A long-winded article in the Ovens and Murray Advertiser, evidently paid for by the word, didn't really tell us much about the concert, but that the Philharmonic Society was an amateur organisation which made enthusiastic attempts to play classical pieces. They were supported by three professional musicians, Herr Schmidt on the violin, Mr Griffiths on the violin, and Mr Ruxton on the piano
The Ovens and Murray Advertiser. (1863, July 4). Ovens and Murray Advertiser (Beechworth, Vic. : 1857 - 1918), p. 2. Retrieved October 9, 2013, from http://nla.gov.au/nla.news-article112893938"[N]o notice of the Concert would be complete without mention being made of Herr SCHMIDT's exquisite performance on the violin, and the manner in which he has instructed his pupils. Mr Griffiths and Mr Ruxton also deserves much praise for their masterly execution on the violin and piano. We, unfortunately, were not present at the 'First Part,'- but MOZART's Twelfth Mass is decidedly the very best selection that could have been made by amateurs,-— the one in fact that is generally attempted by non professional associations. We hear it was admirably rendered, and to judge from the subsequent successes, we should think the applause which it called down was well deserved. -We wish all prosperity to our Philharmonic Society, aud feel convinced that it will exert a powerful influence, both morally and socially, in Beechworth."
Henri William Ruxton is described in Graeme Skinner's Austral Harmony as " late member of the Philharmonic Society, Liverpool". Ruxton is interesting because not only was he from the Liverpool area, but he gave Wilkie in Melbourne as a referee when he advertised in Melbourne as a music teacher in 1853.
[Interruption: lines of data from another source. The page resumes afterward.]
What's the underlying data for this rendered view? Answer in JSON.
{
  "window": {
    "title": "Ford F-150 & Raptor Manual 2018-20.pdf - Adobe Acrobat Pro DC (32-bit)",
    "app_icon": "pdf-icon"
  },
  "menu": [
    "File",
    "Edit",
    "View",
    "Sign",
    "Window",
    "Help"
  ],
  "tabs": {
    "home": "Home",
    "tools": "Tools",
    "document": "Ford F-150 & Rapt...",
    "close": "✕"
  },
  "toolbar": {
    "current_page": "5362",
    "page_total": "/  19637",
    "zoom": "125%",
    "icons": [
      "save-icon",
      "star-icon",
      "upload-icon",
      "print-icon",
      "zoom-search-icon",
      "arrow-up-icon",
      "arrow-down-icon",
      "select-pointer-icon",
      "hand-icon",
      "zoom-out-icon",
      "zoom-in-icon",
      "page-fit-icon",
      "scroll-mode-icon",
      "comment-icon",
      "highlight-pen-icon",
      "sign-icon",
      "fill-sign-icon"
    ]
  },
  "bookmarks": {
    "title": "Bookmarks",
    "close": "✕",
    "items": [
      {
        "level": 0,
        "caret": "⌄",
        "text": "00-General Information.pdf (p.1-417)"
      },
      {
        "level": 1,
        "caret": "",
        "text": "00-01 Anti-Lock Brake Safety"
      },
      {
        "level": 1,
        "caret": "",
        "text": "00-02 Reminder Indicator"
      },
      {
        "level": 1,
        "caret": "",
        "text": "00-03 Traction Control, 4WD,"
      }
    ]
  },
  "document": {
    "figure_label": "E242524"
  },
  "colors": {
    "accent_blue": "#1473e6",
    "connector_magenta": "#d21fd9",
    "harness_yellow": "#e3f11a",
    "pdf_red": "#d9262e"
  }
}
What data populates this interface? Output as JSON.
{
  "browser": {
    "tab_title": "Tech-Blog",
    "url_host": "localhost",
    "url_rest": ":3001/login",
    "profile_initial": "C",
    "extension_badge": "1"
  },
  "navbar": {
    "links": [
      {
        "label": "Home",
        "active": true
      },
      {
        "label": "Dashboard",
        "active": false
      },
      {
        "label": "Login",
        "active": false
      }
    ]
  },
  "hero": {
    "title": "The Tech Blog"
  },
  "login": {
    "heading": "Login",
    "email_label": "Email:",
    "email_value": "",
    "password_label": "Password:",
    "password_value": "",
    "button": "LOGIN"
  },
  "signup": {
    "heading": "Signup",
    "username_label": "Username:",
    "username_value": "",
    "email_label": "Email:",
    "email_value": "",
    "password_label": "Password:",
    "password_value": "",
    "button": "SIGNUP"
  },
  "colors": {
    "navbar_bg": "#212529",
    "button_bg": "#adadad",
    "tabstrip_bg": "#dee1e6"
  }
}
Herr Schmidt may have been the viola player, active in Ballarat in 1859 according to Austral Harmony.